It was no shock when Gus Bevona, the profusely paid and notoriously autocratic boss of the building services union, appealed a sweeping court decision taking the oversight of his local’s election out of his hands. The surprise came when Brian McLaughlin, head of the mainstream New York City Central Labor Council, rushed to support Bevona’s appeal–against the advice of his many advisers.
On December 15, Federal Judge Richard Owen found that Bevona–who pays himself $494,000 a year to run Local 32B-32J–“suppressed dissent” and trampled on members’ rights in an early 1997 election that opponents say was rigged. In addition to electing union reps, the members were voting on proposed bylaw changes that would have reduced officers’ swollen salaries, elected union representatives and guaranteed that members would have the right to approve contracts.
Union critics documented many abuses during the vote: leadership recommendations printed on ballots, unmonitored ballot boxes, and polling hours that excluded many of the union’s 55,000 mostly minority workers.
In his ruling, Owen wrote that union’s members will suffer “an enormous risk of abuse of power by the incumbent leadership” unless future votes are conducted by outsiders. Opponents say if Bevona runs the election again it will be even harder for them to win a majority–let alone the needed two- thirds needed to change the bylaws–in the February 4 vote.
McLaughlin, a Democratic Queens assemblyman and former electrical union official, instructed attorneys at his 500-union umbrella Central Labor Council to join in the appeal against the decision, arguing that the court dangerously exceeded its authority. “[Owen’s] orders threaten to fundamentally interfere with internal union voting policies and the right of unions to self-govern,” CLC chief counsel Douglas Menagh wrote to labor attorneys in a bid for support.
The decision to join the appeal was not a popular one, even among lawyers affiliated with the council. Only 12 of the 69 members of the council’s own lawyers’ advisory committee agreed to the appeal.

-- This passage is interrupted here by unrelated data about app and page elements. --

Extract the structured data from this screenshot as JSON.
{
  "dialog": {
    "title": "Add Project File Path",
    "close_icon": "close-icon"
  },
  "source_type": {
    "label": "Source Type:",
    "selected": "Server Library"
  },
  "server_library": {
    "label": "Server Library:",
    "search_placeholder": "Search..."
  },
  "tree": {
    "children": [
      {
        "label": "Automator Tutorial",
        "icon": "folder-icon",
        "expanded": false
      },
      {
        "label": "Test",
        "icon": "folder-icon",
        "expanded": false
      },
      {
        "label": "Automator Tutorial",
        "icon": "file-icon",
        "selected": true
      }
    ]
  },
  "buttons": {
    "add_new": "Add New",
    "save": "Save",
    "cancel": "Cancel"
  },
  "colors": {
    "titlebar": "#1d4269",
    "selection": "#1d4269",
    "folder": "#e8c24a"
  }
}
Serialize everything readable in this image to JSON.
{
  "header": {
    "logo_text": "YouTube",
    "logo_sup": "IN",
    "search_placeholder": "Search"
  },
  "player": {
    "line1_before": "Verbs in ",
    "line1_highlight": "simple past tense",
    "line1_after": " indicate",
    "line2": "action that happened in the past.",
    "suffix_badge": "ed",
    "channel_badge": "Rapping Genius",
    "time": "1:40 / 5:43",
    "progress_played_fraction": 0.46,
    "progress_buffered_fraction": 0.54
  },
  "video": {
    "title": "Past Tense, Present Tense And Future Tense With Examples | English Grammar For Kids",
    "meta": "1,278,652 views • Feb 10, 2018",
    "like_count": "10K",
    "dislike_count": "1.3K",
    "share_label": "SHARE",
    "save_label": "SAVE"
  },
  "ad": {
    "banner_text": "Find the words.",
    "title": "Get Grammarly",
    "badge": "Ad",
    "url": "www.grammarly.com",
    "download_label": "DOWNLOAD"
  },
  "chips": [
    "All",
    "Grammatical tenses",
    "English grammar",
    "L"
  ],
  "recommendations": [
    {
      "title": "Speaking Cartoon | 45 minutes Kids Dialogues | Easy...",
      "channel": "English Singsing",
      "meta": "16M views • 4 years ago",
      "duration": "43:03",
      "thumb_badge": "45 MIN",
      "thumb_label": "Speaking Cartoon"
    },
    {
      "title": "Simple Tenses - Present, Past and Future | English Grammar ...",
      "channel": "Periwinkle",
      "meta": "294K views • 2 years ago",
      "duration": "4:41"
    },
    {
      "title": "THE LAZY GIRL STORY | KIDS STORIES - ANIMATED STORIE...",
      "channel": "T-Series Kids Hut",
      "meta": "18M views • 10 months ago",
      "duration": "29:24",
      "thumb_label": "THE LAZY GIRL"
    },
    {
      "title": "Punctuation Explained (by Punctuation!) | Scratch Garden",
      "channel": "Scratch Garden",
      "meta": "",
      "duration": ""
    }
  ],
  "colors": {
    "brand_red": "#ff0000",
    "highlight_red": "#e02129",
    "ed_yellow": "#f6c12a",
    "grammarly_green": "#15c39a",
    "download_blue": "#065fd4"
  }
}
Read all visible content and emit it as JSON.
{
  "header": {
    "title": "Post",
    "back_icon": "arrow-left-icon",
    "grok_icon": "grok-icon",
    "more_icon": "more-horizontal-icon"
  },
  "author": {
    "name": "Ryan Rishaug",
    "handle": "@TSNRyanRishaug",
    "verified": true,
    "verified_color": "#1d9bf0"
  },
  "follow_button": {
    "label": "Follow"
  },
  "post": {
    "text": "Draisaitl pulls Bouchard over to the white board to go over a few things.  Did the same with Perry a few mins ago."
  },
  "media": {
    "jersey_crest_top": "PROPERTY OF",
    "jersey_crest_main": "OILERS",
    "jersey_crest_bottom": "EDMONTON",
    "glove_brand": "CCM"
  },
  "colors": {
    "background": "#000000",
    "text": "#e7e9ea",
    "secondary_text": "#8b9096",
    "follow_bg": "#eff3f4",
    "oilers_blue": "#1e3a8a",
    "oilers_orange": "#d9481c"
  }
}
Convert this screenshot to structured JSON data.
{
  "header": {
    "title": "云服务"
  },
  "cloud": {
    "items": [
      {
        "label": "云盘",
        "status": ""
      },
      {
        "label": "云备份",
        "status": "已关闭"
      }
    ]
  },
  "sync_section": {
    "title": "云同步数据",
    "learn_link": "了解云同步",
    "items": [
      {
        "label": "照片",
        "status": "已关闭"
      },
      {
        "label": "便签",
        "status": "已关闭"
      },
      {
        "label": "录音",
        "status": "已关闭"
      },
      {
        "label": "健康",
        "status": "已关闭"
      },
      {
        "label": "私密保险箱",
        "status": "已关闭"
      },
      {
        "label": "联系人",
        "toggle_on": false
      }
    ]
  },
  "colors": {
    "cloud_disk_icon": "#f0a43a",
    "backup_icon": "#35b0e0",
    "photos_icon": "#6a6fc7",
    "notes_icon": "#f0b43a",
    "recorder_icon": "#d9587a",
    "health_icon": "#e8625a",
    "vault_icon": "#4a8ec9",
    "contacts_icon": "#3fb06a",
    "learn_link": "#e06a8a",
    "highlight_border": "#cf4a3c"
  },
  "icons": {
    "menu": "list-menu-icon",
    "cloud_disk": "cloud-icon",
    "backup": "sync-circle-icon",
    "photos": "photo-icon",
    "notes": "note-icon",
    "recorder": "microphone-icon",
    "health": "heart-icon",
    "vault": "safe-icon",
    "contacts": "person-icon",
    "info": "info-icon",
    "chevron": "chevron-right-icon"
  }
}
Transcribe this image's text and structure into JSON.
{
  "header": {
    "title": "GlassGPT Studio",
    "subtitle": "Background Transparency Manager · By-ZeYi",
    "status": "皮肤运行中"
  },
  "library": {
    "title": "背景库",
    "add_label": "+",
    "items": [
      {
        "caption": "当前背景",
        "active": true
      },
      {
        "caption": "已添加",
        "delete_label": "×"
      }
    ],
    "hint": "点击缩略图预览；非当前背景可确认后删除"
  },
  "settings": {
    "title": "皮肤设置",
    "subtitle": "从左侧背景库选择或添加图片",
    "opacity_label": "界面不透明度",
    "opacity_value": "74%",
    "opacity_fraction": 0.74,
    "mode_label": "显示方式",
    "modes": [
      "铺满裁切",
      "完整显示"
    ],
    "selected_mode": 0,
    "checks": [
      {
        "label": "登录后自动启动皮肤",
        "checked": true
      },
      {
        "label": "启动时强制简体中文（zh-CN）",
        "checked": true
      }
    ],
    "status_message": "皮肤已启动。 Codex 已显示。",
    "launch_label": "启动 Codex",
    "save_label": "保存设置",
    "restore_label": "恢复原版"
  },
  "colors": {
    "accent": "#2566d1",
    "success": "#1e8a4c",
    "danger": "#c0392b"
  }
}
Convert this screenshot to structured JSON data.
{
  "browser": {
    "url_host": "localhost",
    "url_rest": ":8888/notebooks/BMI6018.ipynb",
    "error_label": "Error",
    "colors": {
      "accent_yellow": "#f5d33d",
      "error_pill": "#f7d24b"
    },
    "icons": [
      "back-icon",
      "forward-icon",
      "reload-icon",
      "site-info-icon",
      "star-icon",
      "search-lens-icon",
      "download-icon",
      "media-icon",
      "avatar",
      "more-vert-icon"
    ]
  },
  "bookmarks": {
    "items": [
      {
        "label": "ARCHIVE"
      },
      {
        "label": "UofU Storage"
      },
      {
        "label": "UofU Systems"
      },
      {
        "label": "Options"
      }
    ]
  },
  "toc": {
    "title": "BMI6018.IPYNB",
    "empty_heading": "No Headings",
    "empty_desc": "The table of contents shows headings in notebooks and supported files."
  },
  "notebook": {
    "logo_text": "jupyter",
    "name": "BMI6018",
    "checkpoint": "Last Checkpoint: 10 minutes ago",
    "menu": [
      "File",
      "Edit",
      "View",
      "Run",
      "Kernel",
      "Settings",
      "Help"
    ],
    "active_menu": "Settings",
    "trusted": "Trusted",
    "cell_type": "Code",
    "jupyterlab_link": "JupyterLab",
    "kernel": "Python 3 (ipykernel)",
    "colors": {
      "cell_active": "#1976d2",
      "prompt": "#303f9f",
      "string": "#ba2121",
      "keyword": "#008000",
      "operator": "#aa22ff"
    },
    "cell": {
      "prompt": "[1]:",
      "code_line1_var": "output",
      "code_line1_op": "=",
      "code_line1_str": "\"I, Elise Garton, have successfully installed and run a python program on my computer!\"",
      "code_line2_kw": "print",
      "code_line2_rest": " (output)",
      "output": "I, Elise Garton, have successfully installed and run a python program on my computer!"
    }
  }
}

For their part, the anti-Bevona dissenters, who garnered 45 percent of the vote last time, were stunned by the council’s decision. “We proved at trial that members of our union were openly coerced,” says Carlos Guzman, leader of 32B-32J’s dissident Members for a Better Union. “This type of behavior should be denounced by the labor movement. And Brian McLaughlin, who wants to be mayor, should align himself with the rank and file he is supposed to be speaking for.”
At press time, the appeal is scheduled to be heard in state Court of Appeals on February 9, five days after the vote, which will be conducted by court- appointed election officer and veteran labor attorney Terry McGuinness.